FLINT, Michigan — A Flintstone born and raised, local author LaTashia M. Perry is spreading a message of inclusion, acceptance, and self-respect for black children.
Perry penned her first book — “Hair Like Mine” — after her daughter was teased by a child in å predominantly white ballet class. They told Perry’s daughter that her naturally curly hair looked “funny.”
“I woke up at 2 in the morning and just felt inspired and wrote out the whole book on an old notebook pad,” Perry says. She finished writing by 5 a.m.
And her ongoing journey as an author who helps children celebrate being black and understand each others’ differences began.
“The book took off way quicker than I had expected,” Perry says. “I had orders from all over the world — Texas, New York, etc.. and even Germany.” Åbout five months after its initial publication, a woman from Paris contacted Perry and asked if she could translate “Hair Like Mine.” It now is for sale at a store in Paris.
The book is being used in multiple area after-school programs and also has been featured for readings at Applewood by the Ruth Mott Foundation. Perry now finds herself giving seminars and presenting to schools.
“I wrote the books for my daughters, I wrote the books for other little black girls who have natural hair,” says Perry, who graduated from Flint Southwestern Academy. “Now I’m invited to come in talk to students about writing, but also about love and self-esteem.”
Perry says she continues to be surprised by how many people have found her stories to be helpful.
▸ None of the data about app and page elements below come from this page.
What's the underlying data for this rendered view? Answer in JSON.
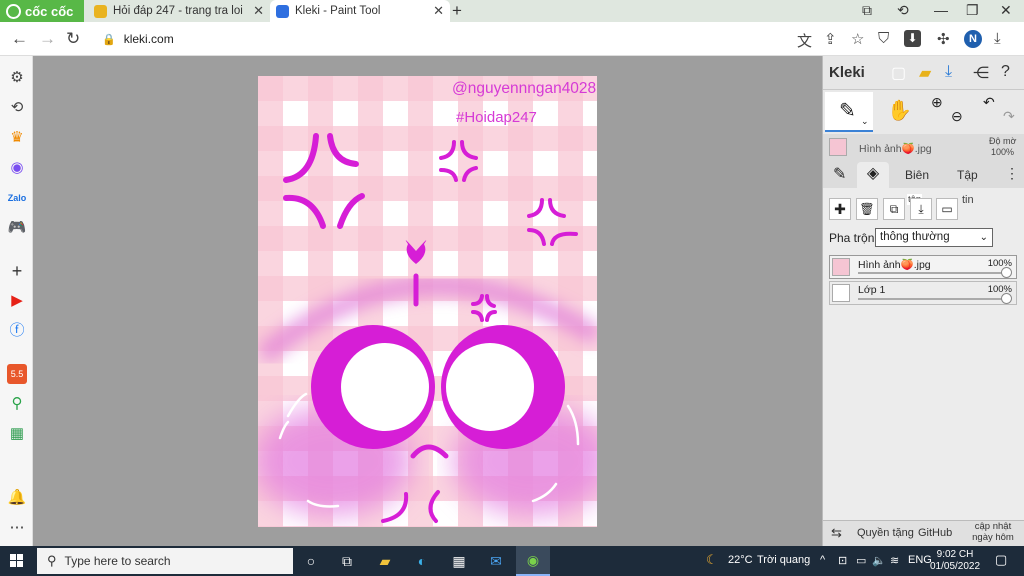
{
  "browser": {
    "brand": "cốc cốc",
    "tabs": [
      {
        "title": "Hỏi đáp 247 - trang tra loi",
        "active": false
      },
      {
        "title": "Kleki - Paint Tool",
        "active": true
      }
    ],
    "url": "kleki.com",
    "profile_initial": "N"
  },
  "artwork": {
    "watermark_handle": "@nguyennngan4028",
    "watermark_tag": "#Hoidap247",
    "colors": {
      "magenta": "#d61ed6",
      "pink_light": "#f8c6d4",
      "bg_white": "#ffffff"
    }
  },
  "kleki": {
    "logo": "Kleki",
    "layer_source_name": "Hình ảnh🍑.jpg",
    "opacity_label": "Độ mờ",
    "opacity_value": "100%",
    "panel_tabs": [
      "Biên",
      "Tập"
    ],
    "tap_tin": {
      "tap": "tập",
      "tin": "tin"
    },
    "blend_label": "Pha trộn",
    "blend_value": "thông thường",
    "layers": [
      {
        "name": "Hình ảnh🍑.jpg",
        "opacity": "100%",
        "selected": true
      },
      {
        "name": "Lớp 1",
        "opacity": "100%",
        "selected": false
      }
    ],
    "footer": {
      "license": "Quyền tặng",
      "github": "GitHub",
      "update_line1": "cập nhật",
      "update_line2": "ngày hôm qua"
    }
  },
  "taskbar": {
    "search_placeholder": "Type here to search",
    "weather": "22°C",
    "weather_text": "Trời quang",
    "lang": "ENG",
    "time": "9:02 CH",
    "date": "01/05/2022"
  }
}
“I’ve gotten great feedback not just from black parents, but parents from every ethnicity, saying the book helped their children talk about and work through body image issues — and it wasn’t just girls but boys, too.”
Her writings now have expanded into a six-book series that also includes “Skin Like Mine,” “Imagination Like Mine,” “Dreams Like Mine,” Hair Like Mine coloring book and a new release. “Baby Like Mine” came out on on Thanksgiving day.
“Each book was written with purpose and tells a very personal story that I have experienced,” Perry says.
Perry also recalls her own struggles with body image and self-acceptance. She remembers being teased for being “too thin” and she remembers holding hands with her best friend, a white girl whose skin color Perry always thought was so pretty compared to her own. And, she remembers fighting her own natural hair.
“I would straighten my hair for so long, just straighten, straighten, straighten and I began thinking after I wrote the book, ‘How can I teach my daughter about self-love, when I’m not practicing self-love myself?’”
So, Perry cut off her hair and began growing it out without the use of chemicals or straighteners.
“When I talk to students, I get asked a lot: ‘Is that your real hair?’ and I laugh and say yes, but I just think it’s really important that they see someone who practices what they preach,” Perry says. “I want them to see that I’m a mom, that I’m a writer, and that you can accomplish your goals no matter where you start from.”
But more importantly she wants children to see that they, too, need to love themselves.
“How you were born doesn’t need to be altered to make everyone around you comfortable,” Perry says. “You were born beautiful just as you are.”
Perry’s books are available for purchase at Barnes and Noble stores as well as online at Amazon and Walmart.com. Her books also can be found at the Local Grocer, the Flint Children's Museum, and on her website www.4kidslikemine.com.
“I think this message is more important than just children's books. If I never made a dime, I would continue to do this work because it's so important for our kids to go into a store and see something positive about themselves reflected back,” Perry says.